"PLAYED A PART IN THE INDICTMENT OF GREAT BRITAIN, IN THE DECLARATION OF INDEPENDENCE, IN THE COMING OF THE REVOLUTION, AND IN THE CREATION OF A CONSTITUTION WITH A BILL OF RIGHTS": RARE FIRST EDITION OF TRENCHARD'S LETTER FROM THE AUTHOR OF THE ARGUMENT AGAINST A STANDING ARMY, 1697
(AMERICAN REVOLUTION) (TRENCHARD, John). A Letter From the Author of the Argument Against A Standing Army, To the Author of the Balancing Letter. London: Printed in the Year, 1697. Slim quarto, period-style yellow paper-covered boards; pp. (1-2) 3-15 (1). $5500.
First edition of British radical John Trenchard's influential warning against standing armies, ranking them with absolutism—"capable of destroying all right, law and liberty that stood in their way"—pivotal in turning America toward revolution with Trenchard's writings regularly "quoted in every colonial newspaper from Boston to Savannah."
Britain's John Trenchard sparked a 17th-century pamphlet war that began, in October 1697, with his Argument, Shewing that a Standing Army is inconsistent with a Free Government. It quickly provoked a response from John Somers who, as lord chancellor of England, was "the most prestigious man who defended the king's need for a standing army." Somers' work, A Letter, Ballancing [sic], was promptly followed that December by Trenchard in this emphatic rebuttal, A Letter from the Author of the Argument… to the Author of the Ballancing Letter [sic]. In this core work and other writings Trenchard "equated a standing army in peacetime with absolutism" (Schwoerer, No Standing Armies!, 159, 180-84). Here he counters Somers' claim that yearly oversight would contain a standing army, and disputes his historical knowledge, claiming instead: "From the Praetorian Cohorts down to the our Modern Armies, enough can be gathered to give a very frightful Representation of a STANDING ARMY" (emphasis in original). Trenchard particularly notes that a king's "Title arises upon an equal distribution of power; and he that gets an over-ballance [sic] of Power… takes away the Title from the rest, and leaves them a Possession without a Right."

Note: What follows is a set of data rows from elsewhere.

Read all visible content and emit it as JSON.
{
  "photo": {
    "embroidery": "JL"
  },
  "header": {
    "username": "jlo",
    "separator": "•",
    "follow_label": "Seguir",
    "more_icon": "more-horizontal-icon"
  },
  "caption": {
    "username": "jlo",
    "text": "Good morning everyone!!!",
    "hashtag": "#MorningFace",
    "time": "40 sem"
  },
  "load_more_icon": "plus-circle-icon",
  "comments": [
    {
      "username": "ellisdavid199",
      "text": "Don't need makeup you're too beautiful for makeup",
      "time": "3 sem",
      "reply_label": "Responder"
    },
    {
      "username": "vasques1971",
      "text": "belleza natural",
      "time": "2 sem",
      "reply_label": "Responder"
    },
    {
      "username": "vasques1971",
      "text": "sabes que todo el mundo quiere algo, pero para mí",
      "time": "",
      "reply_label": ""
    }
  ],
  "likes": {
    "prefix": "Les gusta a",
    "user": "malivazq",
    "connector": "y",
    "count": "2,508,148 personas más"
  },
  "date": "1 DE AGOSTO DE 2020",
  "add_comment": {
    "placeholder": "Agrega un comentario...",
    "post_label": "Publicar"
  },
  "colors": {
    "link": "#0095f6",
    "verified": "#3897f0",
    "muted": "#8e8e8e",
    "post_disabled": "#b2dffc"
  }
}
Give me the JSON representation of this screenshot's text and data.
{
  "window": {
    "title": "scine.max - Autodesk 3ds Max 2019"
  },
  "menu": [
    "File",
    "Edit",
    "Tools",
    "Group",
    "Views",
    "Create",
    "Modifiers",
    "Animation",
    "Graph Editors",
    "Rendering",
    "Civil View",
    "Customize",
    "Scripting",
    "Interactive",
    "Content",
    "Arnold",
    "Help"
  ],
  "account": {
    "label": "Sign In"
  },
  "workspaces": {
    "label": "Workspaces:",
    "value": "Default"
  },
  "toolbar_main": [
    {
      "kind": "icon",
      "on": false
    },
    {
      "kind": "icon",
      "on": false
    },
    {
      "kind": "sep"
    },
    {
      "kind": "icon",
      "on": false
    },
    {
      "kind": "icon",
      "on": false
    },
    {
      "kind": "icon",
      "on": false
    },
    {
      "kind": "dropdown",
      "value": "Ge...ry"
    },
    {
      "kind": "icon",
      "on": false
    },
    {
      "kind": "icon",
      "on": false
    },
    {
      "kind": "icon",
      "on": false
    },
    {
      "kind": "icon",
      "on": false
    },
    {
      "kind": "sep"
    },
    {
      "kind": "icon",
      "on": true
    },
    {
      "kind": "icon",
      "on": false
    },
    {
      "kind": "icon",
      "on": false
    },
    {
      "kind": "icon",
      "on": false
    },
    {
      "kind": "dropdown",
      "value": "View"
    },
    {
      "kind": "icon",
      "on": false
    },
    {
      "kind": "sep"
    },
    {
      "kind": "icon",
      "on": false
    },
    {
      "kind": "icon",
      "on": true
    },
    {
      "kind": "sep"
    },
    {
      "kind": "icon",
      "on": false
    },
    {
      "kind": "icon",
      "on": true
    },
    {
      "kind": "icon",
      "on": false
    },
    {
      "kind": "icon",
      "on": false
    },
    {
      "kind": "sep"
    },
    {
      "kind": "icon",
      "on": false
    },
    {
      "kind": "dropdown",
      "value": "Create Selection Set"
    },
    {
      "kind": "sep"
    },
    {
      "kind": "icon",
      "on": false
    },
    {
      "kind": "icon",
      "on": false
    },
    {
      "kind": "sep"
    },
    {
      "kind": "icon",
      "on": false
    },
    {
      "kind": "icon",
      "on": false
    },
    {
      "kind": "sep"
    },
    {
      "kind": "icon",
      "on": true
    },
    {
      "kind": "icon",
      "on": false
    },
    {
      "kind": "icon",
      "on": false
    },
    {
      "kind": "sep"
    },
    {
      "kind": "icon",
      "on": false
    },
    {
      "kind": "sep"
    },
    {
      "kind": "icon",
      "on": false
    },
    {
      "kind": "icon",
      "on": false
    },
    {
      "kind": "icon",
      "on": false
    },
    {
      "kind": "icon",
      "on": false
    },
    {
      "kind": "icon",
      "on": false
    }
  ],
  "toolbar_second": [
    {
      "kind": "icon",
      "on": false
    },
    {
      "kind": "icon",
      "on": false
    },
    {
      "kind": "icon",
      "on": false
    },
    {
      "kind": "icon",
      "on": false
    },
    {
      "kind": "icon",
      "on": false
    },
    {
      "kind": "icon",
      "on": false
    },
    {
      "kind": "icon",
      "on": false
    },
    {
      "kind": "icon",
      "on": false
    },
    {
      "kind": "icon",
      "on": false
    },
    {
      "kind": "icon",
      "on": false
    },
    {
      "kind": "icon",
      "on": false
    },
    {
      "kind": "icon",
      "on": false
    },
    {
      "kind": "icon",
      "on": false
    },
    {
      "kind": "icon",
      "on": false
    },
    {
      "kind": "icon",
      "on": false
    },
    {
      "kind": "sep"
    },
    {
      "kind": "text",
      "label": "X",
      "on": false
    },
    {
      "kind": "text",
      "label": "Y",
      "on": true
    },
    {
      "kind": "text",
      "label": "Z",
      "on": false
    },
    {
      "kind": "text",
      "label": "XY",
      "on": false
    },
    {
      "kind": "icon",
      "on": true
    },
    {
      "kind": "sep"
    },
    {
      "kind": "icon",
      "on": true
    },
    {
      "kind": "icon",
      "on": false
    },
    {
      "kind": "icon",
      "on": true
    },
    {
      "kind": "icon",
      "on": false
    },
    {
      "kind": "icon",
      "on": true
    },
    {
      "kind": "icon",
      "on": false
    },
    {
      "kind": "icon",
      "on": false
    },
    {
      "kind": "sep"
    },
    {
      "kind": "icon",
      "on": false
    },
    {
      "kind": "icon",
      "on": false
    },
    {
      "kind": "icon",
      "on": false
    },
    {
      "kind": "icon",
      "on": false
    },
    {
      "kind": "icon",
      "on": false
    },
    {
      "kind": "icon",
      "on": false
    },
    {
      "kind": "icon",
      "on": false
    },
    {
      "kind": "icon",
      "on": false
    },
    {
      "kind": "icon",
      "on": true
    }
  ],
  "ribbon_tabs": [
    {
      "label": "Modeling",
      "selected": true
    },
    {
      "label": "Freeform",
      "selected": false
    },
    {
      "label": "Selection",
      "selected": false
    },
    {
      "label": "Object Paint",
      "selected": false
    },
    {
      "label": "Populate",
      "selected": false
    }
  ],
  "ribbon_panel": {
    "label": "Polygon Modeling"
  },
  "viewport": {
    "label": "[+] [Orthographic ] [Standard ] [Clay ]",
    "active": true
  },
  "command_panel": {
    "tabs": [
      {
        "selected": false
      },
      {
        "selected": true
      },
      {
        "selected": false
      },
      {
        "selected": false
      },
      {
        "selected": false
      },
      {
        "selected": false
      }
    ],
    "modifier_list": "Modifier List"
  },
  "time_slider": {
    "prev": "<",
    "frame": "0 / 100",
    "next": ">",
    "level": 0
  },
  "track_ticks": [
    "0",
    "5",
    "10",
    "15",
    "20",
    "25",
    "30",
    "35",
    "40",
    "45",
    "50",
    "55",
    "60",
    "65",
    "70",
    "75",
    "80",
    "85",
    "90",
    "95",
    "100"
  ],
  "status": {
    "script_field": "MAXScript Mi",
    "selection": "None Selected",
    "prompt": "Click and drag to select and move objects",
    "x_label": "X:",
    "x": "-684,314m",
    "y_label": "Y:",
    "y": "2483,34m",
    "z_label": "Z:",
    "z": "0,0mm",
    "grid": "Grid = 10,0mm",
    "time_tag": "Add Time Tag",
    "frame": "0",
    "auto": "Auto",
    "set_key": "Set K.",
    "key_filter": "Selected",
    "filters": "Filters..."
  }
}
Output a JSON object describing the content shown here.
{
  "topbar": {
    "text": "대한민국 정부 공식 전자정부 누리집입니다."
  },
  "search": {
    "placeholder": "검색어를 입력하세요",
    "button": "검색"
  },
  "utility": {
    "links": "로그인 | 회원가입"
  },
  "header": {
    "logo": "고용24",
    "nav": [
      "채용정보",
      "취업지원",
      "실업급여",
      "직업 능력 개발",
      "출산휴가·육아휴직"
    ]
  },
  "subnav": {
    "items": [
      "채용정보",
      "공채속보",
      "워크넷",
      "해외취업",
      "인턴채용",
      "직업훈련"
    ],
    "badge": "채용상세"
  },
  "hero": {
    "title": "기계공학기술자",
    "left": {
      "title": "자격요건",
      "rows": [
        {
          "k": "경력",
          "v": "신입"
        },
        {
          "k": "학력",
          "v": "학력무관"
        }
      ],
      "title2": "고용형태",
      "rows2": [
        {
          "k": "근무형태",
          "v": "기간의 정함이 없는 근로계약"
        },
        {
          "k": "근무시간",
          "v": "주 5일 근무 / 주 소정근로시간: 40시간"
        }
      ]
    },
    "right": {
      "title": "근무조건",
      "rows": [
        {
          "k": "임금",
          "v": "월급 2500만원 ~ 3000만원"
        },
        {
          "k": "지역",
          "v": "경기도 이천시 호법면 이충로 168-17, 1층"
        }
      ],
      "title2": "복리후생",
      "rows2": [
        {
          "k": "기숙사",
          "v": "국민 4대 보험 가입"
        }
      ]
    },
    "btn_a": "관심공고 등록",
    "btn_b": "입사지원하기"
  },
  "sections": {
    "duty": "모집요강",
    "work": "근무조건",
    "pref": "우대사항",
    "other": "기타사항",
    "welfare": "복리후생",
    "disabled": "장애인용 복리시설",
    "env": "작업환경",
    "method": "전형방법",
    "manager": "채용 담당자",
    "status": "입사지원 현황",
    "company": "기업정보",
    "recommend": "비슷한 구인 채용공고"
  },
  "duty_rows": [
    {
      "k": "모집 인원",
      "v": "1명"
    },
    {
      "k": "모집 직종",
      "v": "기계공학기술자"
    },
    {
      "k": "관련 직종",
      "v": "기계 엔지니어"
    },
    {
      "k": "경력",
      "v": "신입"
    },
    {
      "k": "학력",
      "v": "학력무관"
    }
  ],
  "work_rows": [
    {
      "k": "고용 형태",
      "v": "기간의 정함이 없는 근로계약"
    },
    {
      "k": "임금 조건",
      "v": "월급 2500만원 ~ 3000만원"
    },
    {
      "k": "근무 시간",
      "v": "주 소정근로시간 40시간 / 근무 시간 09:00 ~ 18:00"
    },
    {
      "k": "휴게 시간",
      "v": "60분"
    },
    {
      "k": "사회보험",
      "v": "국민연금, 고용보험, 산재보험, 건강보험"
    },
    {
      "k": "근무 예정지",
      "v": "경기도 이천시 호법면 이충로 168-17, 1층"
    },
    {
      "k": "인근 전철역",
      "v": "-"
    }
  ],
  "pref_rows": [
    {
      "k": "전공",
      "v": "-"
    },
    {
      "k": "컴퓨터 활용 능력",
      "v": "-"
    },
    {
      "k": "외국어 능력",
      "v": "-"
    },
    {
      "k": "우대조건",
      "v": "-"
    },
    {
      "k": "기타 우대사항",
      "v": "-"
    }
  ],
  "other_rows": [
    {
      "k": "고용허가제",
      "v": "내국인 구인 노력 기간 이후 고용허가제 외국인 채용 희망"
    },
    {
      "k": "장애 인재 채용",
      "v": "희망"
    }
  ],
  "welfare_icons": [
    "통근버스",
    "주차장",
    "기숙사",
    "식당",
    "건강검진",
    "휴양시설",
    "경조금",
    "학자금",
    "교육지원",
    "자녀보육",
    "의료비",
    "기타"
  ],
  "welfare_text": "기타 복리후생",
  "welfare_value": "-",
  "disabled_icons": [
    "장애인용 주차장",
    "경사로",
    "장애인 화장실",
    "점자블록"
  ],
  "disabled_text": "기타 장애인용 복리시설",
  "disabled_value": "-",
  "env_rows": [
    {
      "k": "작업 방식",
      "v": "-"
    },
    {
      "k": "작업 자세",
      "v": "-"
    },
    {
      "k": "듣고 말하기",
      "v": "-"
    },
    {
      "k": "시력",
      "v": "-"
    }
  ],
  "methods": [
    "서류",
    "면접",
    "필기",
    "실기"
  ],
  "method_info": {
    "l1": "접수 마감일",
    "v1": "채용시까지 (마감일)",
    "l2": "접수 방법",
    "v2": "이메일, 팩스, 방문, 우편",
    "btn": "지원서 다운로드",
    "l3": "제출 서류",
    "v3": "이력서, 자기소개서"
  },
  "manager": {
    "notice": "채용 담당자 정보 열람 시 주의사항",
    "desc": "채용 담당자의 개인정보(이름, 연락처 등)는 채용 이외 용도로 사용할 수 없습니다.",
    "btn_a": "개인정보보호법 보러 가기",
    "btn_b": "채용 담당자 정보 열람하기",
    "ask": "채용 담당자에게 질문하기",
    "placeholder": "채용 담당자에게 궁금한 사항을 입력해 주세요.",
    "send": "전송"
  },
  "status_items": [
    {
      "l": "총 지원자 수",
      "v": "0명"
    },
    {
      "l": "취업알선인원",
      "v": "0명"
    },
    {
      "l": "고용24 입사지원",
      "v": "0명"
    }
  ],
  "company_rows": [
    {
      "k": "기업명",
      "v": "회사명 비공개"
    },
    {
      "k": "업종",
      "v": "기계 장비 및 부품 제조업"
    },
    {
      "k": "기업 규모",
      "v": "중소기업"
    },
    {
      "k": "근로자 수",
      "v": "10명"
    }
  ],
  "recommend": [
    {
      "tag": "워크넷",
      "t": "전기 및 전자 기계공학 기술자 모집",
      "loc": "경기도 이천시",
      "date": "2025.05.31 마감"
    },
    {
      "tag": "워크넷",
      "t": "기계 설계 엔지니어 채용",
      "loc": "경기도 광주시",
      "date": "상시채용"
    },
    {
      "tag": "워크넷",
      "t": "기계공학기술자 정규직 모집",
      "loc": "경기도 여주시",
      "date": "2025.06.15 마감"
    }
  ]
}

Trenchard was especially influential in America as it edged toward a revolution, and was "quoted in every colonial newspaper from Boston to Savannah." Colonists grew convinced there was no "'worse state of thraldom than a military power in any government, unchecked and uncontrolled by civil power'… capable of destroying all right, law and liberty that stood in their way" (Bailyn, Ideological Origins, 61-2). Trenchard's warnings resonated, as well, with "John Adams, Samuel Adams, John Dickinson, Elbridge Gerry, Jefferson, George Mason and Josiah Quincy, Jr." In a fundamental way he "reiterated the conviction that a standing army in peacetime was inimical to liberty, destructive of a mixed and balanced constitution, dangerous—no matter the restraints imposed on it—susceptible to corruption, and morally indefensible… One of the main considerations prompting Jefferson, Mason, Gerry, Melancton Smith and James Winthrop to argue that a Bill of Rights should be added to the federal Constitution was the conviction that security against a standing army in peacetime should be provided… American colonists then, inherited a tradition which had been developed in 17th-century England. That tradition played a part in the indictment of Great Britain, in the Declaration of Independence, in the coming of the Revolution, and in the creation of a constitution with a Bill of Rights" (Schwoerer, 195-200). Anonymously issued. With "Balancing" on the title page (line 8); page 7 with no press-figure; page 15 with paragraph beginning, "Now Sir, if a Parliament should subject all the Lands…" Copies found with "Ballancing" on the title page (line 8); page 7 with the press-figure of a dagger, on p.7; page 15 with no additional paragraph beginning: 'Now Sir, if a Parliament should subject all the Lands…'"; no priority established. Wing T2113. ESTC R16213. See ESTC R498634. Early numbering in an unidentified hand above title page and text leaves.
Text dark and crisp, tiny gutter-edge pinholes from original stitching. A fine wide-margined copy.